Handyperson Services are commissioned by councils to carry out a wide range of tasks, from repairs to home safety checks to adaptations.
The new report, published by Foundations, warns that these services face multiple challenges in the shape of a complex commissioning environment and the growth of the gig economy.
It found that a vast range of interventions made by Handyperson Services is rarely covered by one local commissioner, which means they often find themselves delivering different contracts with varying terms and conditions.
Foundations says that these services play a pivotal role as the ‘eyes and ears’ of communities in keeping vulnerable people safe and healthy in their own homes.
It found that over half of local authorities (54%) either provide or commission handyperson services – delivered by in-house or independent not-for-profit home improvement agencies.
All labour – and some materials – is free of charge in 41% of services (compared with 34% in 2011) and 45% provide services that aid timely discharge from hospital.
Paul Smith, director of Foundations, says: ‘In many ways, handyperson services are our unsung heroes.
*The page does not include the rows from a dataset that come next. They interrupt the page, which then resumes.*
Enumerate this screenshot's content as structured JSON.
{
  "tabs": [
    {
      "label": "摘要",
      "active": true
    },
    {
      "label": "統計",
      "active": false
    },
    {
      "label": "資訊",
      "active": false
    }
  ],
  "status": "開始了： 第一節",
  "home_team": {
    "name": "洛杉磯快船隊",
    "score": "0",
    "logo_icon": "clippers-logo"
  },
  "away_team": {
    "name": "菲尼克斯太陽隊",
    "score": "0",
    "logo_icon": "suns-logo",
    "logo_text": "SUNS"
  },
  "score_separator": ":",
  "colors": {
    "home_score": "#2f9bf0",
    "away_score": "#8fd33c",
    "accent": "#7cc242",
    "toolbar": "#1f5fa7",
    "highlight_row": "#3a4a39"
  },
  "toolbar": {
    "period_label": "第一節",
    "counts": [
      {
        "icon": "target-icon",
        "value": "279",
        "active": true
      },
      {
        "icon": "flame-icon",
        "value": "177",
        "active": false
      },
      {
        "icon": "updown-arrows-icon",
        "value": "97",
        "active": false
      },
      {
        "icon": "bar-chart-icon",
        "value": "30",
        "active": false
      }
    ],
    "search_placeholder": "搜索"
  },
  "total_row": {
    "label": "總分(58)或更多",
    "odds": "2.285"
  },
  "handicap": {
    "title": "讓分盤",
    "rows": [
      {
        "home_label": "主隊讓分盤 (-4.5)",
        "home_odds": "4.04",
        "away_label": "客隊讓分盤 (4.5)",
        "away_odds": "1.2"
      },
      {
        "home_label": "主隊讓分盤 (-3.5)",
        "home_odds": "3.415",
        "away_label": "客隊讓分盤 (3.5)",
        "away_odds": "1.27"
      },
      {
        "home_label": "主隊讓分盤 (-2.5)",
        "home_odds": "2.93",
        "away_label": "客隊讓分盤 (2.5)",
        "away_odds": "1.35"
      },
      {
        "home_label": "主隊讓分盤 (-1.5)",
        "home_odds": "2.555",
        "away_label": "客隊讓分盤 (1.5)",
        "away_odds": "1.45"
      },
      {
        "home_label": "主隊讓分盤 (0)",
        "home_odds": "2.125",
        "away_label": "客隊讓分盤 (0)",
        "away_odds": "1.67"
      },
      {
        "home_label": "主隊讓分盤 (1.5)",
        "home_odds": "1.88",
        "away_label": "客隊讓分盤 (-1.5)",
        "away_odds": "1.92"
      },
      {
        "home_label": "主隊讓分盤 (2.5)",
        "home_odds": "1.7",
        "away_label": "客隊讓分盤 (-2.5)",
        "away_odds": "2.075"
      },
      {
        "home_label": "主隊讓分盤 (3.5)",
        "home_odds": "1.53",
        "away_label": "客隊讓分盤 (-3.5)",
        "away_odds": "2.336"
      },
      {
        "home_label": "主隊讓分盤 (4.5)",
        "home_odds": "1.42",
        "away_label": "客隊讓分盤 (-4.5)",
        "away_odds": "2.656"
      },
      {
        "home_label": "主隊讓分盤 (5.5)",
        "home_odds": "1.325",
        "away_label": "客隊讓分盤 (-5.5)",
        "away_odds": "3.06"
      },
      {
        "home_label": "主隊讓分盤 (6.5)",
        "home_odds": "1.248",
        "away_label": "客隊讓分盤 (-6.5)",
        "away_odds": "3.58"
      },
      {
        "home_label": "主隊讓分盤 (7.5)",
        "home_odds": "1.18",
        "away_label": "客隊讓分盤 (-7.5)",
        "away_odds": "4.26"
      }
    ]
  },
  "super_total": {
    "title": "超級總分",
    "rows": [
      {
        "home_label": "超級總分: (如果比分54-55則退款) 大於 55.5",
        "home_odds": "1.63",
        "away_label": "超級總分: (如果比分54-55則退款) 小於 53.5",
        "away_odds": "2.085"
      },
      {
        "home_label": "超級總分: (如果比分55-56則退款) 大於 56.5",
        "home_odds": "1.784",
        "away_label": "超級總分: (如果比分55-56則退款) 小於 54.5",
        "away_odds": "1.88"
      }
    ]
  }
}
For more than a quarter of a century they have been at the forefront of keeping people safe and helping them to access a wide range of support.
‘They play a vital role in prevention and early intervention, often acting as trusted eyes and ears in the community.
‘But in a fast-changing environment – in particular, the growth of the gig economy – the challenge now is to ensure handyperson services remain at the forefront and are fully embedded in the preventative agenda through strategic commissioning.’